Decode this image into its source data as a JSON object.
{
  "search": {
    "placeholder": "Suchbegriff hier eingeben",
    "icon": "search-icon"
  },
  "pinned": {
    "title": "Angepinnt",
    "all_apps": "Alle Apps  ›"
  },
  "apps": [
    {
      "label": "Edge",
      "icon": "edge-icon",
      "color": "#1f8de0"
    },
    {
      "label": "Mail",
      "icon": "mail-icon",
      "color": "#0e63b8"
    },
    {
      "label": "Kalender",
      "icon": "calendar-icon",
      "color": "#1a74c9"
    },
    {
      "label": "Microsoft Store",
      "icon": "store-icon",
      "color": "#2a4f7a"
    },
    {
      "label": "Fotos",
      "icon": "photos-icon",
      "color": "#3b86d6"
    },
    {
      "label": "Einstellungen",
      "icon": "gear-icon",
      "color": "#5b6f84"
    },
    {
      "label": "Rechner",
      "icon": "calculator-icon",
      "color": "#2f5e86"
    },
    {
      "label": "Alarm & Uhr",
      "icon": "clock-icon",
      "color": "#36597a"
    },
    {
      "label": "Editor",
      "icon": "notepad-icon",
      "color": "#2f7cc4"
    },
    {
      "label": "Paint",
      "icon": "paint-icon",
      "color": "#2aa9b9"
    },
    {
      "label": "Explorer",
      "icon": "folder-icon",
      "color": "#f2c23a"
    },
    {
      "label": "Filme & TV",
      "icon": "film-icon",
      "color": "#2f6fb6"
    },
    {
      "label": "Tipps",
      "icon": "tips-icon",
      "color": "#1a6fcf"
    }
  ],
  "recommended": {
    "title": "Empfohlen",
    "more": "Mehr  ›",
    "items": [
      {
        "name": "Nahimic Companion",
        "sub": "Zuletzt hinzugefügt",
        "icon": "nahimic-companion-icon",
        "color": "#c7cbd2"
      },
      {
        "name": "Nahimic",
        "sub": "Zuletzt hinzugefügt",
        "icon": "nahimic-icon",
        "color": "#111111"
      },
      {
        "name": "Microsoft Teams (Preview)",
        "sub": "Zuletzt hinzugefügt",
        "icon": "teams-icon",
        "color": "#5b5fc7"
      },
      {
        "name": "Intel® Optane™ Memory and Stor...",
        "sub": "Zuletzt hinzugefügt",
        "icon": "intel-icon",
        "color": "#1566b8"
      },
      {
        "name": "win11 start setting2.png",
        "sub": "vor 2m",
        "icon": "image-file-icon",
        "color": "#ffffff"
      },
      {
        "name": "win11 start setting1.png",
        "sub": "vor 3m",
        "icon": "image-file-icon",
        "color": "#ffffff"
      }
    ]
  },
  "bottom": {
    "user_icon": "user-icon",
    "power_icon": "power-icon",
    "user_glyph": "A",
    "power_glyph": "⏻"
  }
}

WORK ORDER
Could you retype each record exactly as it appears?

EXERCISE RESULT
Decode this image into its source data as a JSON object.
{
  "search": {
    "placeholder": "Suchbegriff hier eingeben",
    "icon": "search-icon"
  },
  "pinned": {
    "title": "Angepinnt",
    "all_apps": "Alle Apps  ›"
  },
  "apps": [
    {
      "label": "Edge",
      "icon": "edge-icon",
      "color": "#1f8de0"
    },
    {
      "label": "Mail",
      "icon": "mail-icon",
      "color": "#0e63b8"
    },
    {
      "label": "Kalender",
      "icon": "calendar-icon",
      "color": "#1a74c9"
    },
    {
      "label": "Microsoft Store",
      "icon": "store-icon",
      "color": "#2a4f7a"
    },
    {
      "label": "Fotos",
      "icon": "photos-icon",
      "color": "#3b86d6"
    },
    {
      "label": "Einstellungen",
      "icon": "gear-icon",
      "color": "#5b6f84"
    },
    {
      "label": "Rechner",
      "icon": "calculator-icon",
      "color": "#2f5e86"
    },
    {
      "label": "Alarm & Uhr",
      "icon": "clock-icon",
      "color": "#36597a"
    },
    {
      "label": "Editor",
      "icon": "notepad-icon",
      "color": "#2f7cc4"
    },
    {
      "label": "Paint",
      "icon": "paint-icon",
      "color": "#2aa9b9"
    },
    {
      "label": "Explorer",
      "icon": "folder-icon",
      "color": "#f2c23a"
    },
    {
      "label": "Filme & TV",
      "icon": "film-icon",
      "color": "#2f6fb6"
    },
    {
      "label": "Tipps",
      "icon": "tips-icon",
      "color": "#1a6fcf"
    }
  ],
  "recommended": {
    "title": "Empfohlen",
    "more": "Mehr  ›",
    "items": [
      {
        "name": "Nahimic Companion",
        "sub": "Zuletzt hinzugefügt",
        "icon": "nahimic-companion-icon",
        "color": "#c7cbd2"
      },
      {
        "name": "Nahimic",
        "sub": "Zuletzt hinzugefügt",
        "icon": "nahimic-icon",
        "color": "#111111"
      },
      {
        "name": "Microsoft Teams (Preview)",
        "sub": "Zuletzt hinzugefügt",
        "icon": "teams-icon",
        "color": "#5b5fc7"
      },
      {
        "name": "Intel® Optane™ Memory and Stor...",
        "sub": "Zuletzt hinzugefügt",
        "icon": "intel-icon",
        "color": "#1566b8"
      },
      {
        "name": "win11 start setting2.png",
        "sub": "vor 2m",
        "icon": "image-file-icon",
        "color": "#ffffff"
      },
      {
        "name": "win11 start setting1.png",
        "sub": "vor 3m",
        "icon": "image-file-icon",
        "color": "#ffffff"
      }
    ]
  },
  "bottom": {
    "user_icon": "user-icon",
    "power_icon": "power-icon",
    "user_glyph": "A",
    "power_glyph": "⏻"
  }
}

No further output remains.